The next two sections will take a quick tour through
os, before this chapter
moves on to larger system programming concepts. As I’m not
going to demonstrate every item in every built-in module, the first
thing I want to do is show you how to get more details on your own.
Officially, this task also serves as an excuse for introducing a few
core system scripting concepts -- along the way, we’ll code
a first script to format documentation.
Most system-level interfaces in Python are shipped in just two
That’s somewhat oversimplified; other standard modules belong
to this domain too (e.g.,
fcntl), and some built-in
functions are really system interfaces as well (e.g.,
os together form the core of Python’s system
In principle at least,
sys exports components
related to the Python interpreter itself (e.g.,
the module search path), and
os contains variables
and functions that map to the operating system on which Python is
run.
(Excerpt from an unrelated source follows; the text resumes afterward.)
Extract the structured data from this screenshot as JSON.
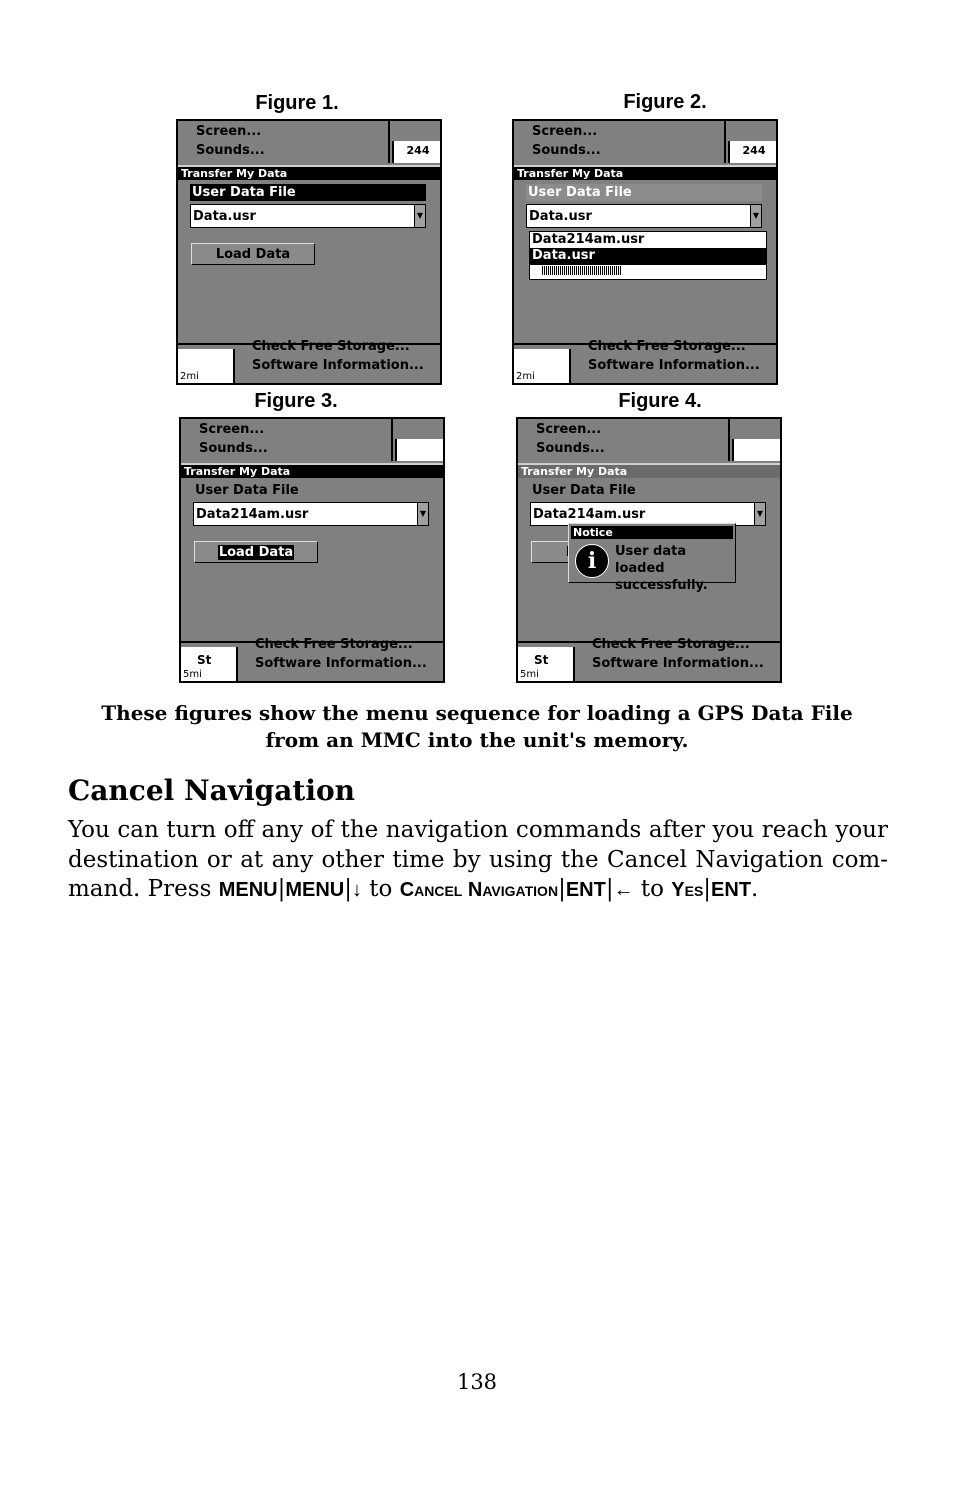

In practice, this distinction may not always seem clear-cut
(e.g., the standard input and output streams show up in
sys, but they are at least arguably tied to
operating system paradigms). The good news is that you’ll soon
use the tools in these modules so often that their locations will be
permanently stamped on your memory.
os module also attempts to provide a
portable programming interface to the underlying operating system ...